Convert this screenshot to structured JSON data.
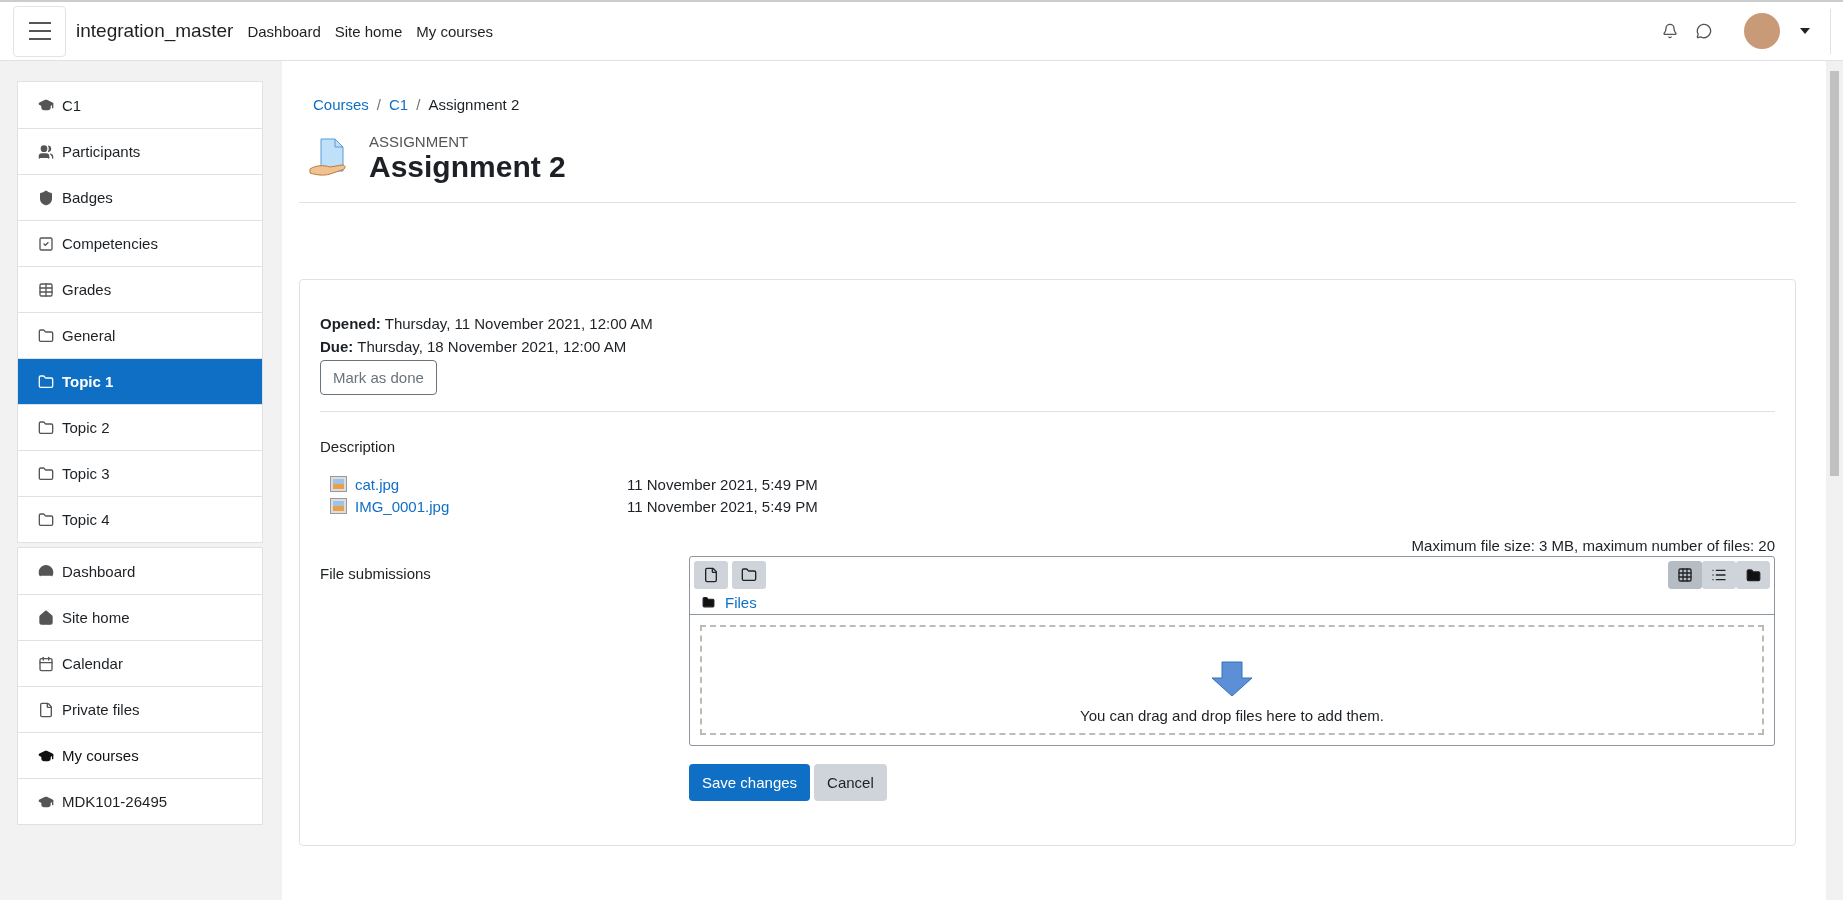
{
  "navbar": {
    "site_name": "integration_master",
    "links": [
      "Dashboard",
      "Site home",
      "My courses"
    ]
  },
  "sidebar": {
    "groups": [
      [
        {
          "label": "C1",
          "kind": "course",
          "selected": false,
          "bold": false
        },
        {
          "label": "Participants",
          "kind": "participants",
          "selected": false,
          "bold": false
        },
        {
          "label": "Badges",
          "kind": "badges",
          "selected": false,
          "bold": false
        },
        {
          "label": "Competencies",
          "kind": "competencies",
          "selected": false,
          "bold": false
        },
        {
          "label": "Grades",
          "kind": "grades",
          "selected": false,
          "bold": false
        },
        {
          "label": "General",
          "kind": "section",
          "selected": false,
          "bold": false
        },
        {
          "label": "Topic 1",
          "kind": "section",
          "selected": true,
          "bold": false
        },
        {
          "label": "Topic 2",
          "kind": "section",
          "selected": false,
          "bold": false
        },
        {
          "label": "Topic 3",
          "kind": "section",
          "selected": false,
          "bold": false
        },
        {
          "label": "Topic 4",
          "kind": "section",
          "selected": false,
          "bold": false
        }
      ],
      [
        {
          "label": "Dashboard",
          "kind": "dashboard",
          "selected": false,
          "bold": false
        },
        {
          "label": "Site home",
          "kind": "home",
          "selected": false,
          "bold": false
        },
        {
          "label": "Calendar",
          "kind": "calendar",
          "selected": false,
          "bold": false
        },
        {
          "label": "Private files",
          "kind": "files",
          "selected": false,
          "bold": false
        },
        {
          "label": "My courses",
          "kind": "course",
          "selected": false,
          "bold": true
        },
        {
          "label": "MDK101-26495",
          "kind": "course",
          "selected": false,
          "bold": false
        }
      ]
    ]
  },
  "breadcrumb": [
    {
      "label": "Courses",
      "kind": "link"
    },
    {
      "label": "/",
      "kind": "separator"
    },
    {
      "label": "C1",
      "kind": "link"
    },
    {
      "label": "/",
      "kind": "separator"
    },
    {
      "label": "Assignment 2",
      "kind": "current"
    }
  ],
  "page_header": {
    "kind_label": "ASSIGNMENT",
    "title": "Assignment 2"
  },
  "dates": [
    "**Opened:** Thursday, 11 November 2021, 12:00 AM",
    "**Due:** Thursday, 18 November 2021, 12:00 AM"
  ],
  "mark_button": "Mark as done",
  "description": {
    "label": "Description",
    "files": [
      {
        "name": "cat.jpg",
        "date": "11 November 2021, 5:49 PM"
      },
      {
        "name": "IMG_0001.jpg",
        "date": "11 November 2021, 5:49 PM"
      }
    ]
  },
  "file_submissions": {
    "label": "File submissions",
    "limits": "Maximum file size: 3 MB, maximum number of files: 20",
    "path": "Files",
    "views": [
      {
        "kind": "grid",
        "selected": true
      },
      {
        "kind": "list",
        "selected": false
      },
      {
        "kind": "tree",
        "selected": false
      }
    ],
    "drop_hint": "You can drag and drop files here to add them."
  },
  "buttons": [
    {
      "label": "Save changes",
      "primary": true
    },
    {
      "label": "Cancel",
      "primary": false
    }
  ]
}
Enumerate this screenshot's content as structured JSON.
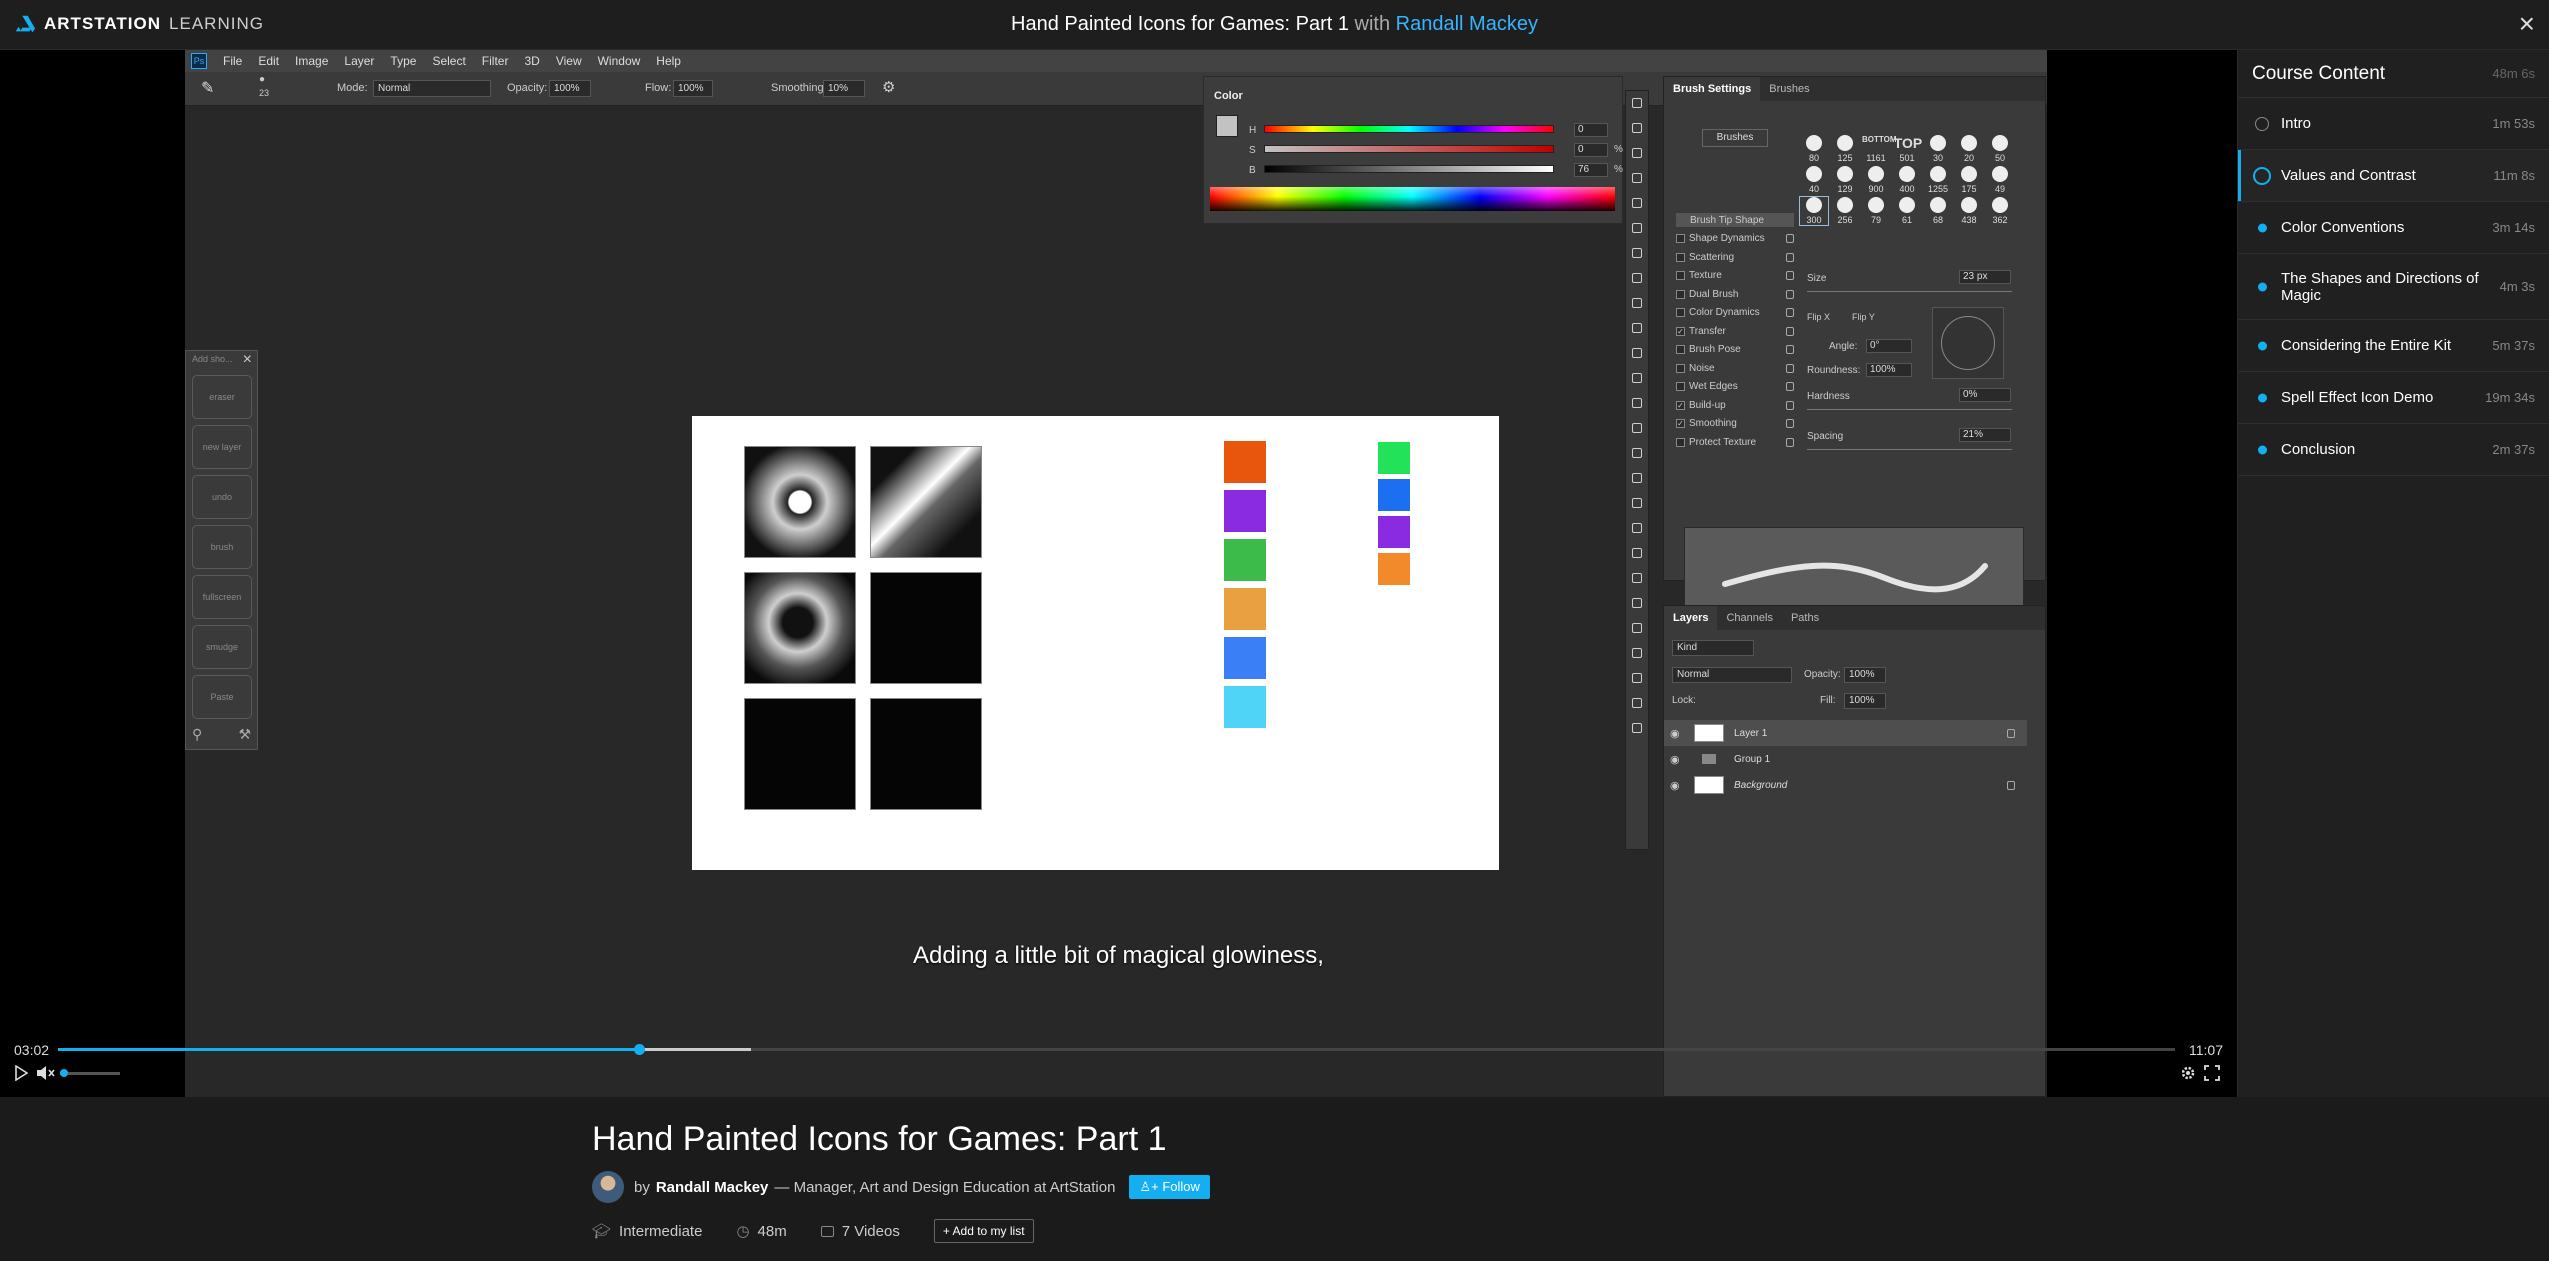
{
  "header": {
    "logo_brand": "ARTSTATION",
    "logo_sub": "LEARNING",
    "title": "Hand Painted Icons for Games: Part 1",
    "with_word": "with",
    "instructor": "Randall Mackey",
    "close_icon": "close-icon"
  },
  "photoshop": {
    "menu": [
      "File",
      "Edit",
      "Image",
      "Layer",
      "Type",
      "Select",
      "Filter",
      "3D",
      "View",
      "Window",
      "Help"
    ],
    "options": {
      "brush_size": "23",
      "mode_label": "Mode:",
      "mode_value": "Normal",
      "opacity_label": "Opacity:",
      "opacity_value": "100%",
      "flow_label": "Flow:",
      "flow_value": "100%",
      "smoothing_label": "Smoothing:",
      "smoothing_value": "10%"
    },
    "left_panel": {
      "header": "Add sho...",
      "buttons": [
        "eraser",
        "new layer",
        "undo",
        "brush",
        "fullscreen",
        "smudge",
        "Paste"
      ]
    },
    "color_panel": {
      "tab": "Color",
      "h_label": "H",
      "h_value": "0",
      "s_label": "S",
      "s_value": "0",
      "s_unit": "%",
      "b_label": "B",
      "b_value": "76",
      "b_unit": "%"
    },
    "brush_settings": {
      "tabs": [
        "Brush Settings",
        "Brushes"
      ],
      "brushes_button": "Brushes",
      "options": [
        {
          "label": "Brush Tip Shape",
          "checked": null
        },
        {
          "label": "Shape Dynamics",
          "checked": false
        },
        {
          "label": "Scattering",
          "checked": false
        },
        {
          "label": "Texture",
          "checked": false
        },
        {
          "label": "Dual Brush",
          "checked": false
        },
        {
          "label": "Color Dynamics",
          "checked": false
        },
        {
          "label": "Transfer",
          "checked": true
        },
        {
          "label": "Brush Pose",
          "checked": false
        },
        {
          "label": "Noise",
          "checked": false
        },
        {
          "label": "Wet Edges",
          "checked": false
        },
        {
          "label": "Build-up",
          "checked": true
        },
        {
          "label": "Smoothing",
          "checked": true
        },
        {
          "label": "Protect Texture",
          "checked": false
        }
      ],
      "tip_rows": [
        [
          "80",
          "125",
          "1161",
          "501",
          "30",
          "20",
          "50"
        ],
        [
          "40",
          "129",
          "900",
          "400",
          "1255",
          "175",
          "49"
        ],
        [
          "300",
          "256",
          "79",
          "61",
          "68",
          "438",
          "362"
        ]
      ],
      "tip_text_bottom": "BOTTOM",
      "tip_text_top": "TOP",
      "size_label": "Size",
      "size_value": "23 px",
      "flip_x": "Flip X",
      "flip_y": "Flip Y",
      "angle_label": "Angle:",
      "angle_value": "0°",
      "roundness_label": "Roundness:",
      "roundness_value": "100%",
      "hardness_label": "Hardness",
      "hardness_value": "0%",
      "spacing_label": "Spacing",
      "spacing_value": "21%"
    },
    "layers_panel": {
      "tabs": [
        "Layers",
        "Channels",
        "Paths"
      ],
      "kind": "Kind",
      "blend": "Normal",
      "opacity_label": "Opacity:",
      "opacity_value": "100%",
      "lock_label": "Lock:",
      "fill_label": "Fill:",
      "fill_value": "100%",
      "layers": [
        {
          "name": "Layer 1",
          "locked": true
        },
        {
          "name": "Group 1",
          "locked": false
        },
        {
          "name": "Background",
          "locked": true
        }
      ]
    },
    "swatches_col1": [
      "#e8560e",
      "#8a2be2",
      "#3cba4a",
      "#e8a040",
      "#3a7ff5",
      "#4fd4f7"
    ],
    "swatches_col2": [
      "#22e25a",
      "#1d6ff2",
      "#8a2be2",
      "#f2892a"
    ]
  },
  "video": {
    "subtitle": "Adding a little bit of magical glowiness,",
    "current_time": "03:02",
    "total_time": "11:07",
    "progress": 0.2743,
    "buffered": 0.3275,
    "volume": 0.0
  },
  "sidebar": {
    "title": "Course Content",
    "total": "48m 6s",
    "items": [
      {
        "label": "Intro",
        "duration": "1m 53s",
        "state": "completed"
      },
      {
        "label": "Values and Contrast",
        "duration": "11m 8s",
        "state": "playing"
      },
      {
        "label": "Color Conventions",
        "duration": "3m 14s",
        "state": "pending"
      },
      {
        "label": "The Shapes and Directions of Magic",
        "duration": "4m 3s",
        "state": "pending"
      },
      {
        "label": "Considering the Entire Kit",
        "duration": "5m 37s",
        "state": "pending"
      },
      {
        "label": "Spell Effect Icon Demo",
        "duration": "19m 34s",
        "state": "pending"
      },
      {
        "label": "Conclusion",
        "duration": "2m 37s",
        "state": "pending"
      }
    ]
  },
  "info": {
    "title": "Hand Painted Icons for Games: Part 1",
    "by": "by",
    "author": "Randall Mackey",
    "role": "— Manager, Art and Design Education at ArtStation",
    "follow": "Follow",
    "level": "Intermediate",
    "length": "48m",
    "videos": "7 Videos",
    "add_to_list": "Add to my list"
  },
  "colors": {
    "accent": "#13aff0",
    "instructor_link": "#35b5ff"
  }
}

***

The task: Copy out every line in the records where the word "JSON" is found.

Expected answer:
Convert this screenshot to structured JSON data.
Enumerate this screenshot's content as structured JSON.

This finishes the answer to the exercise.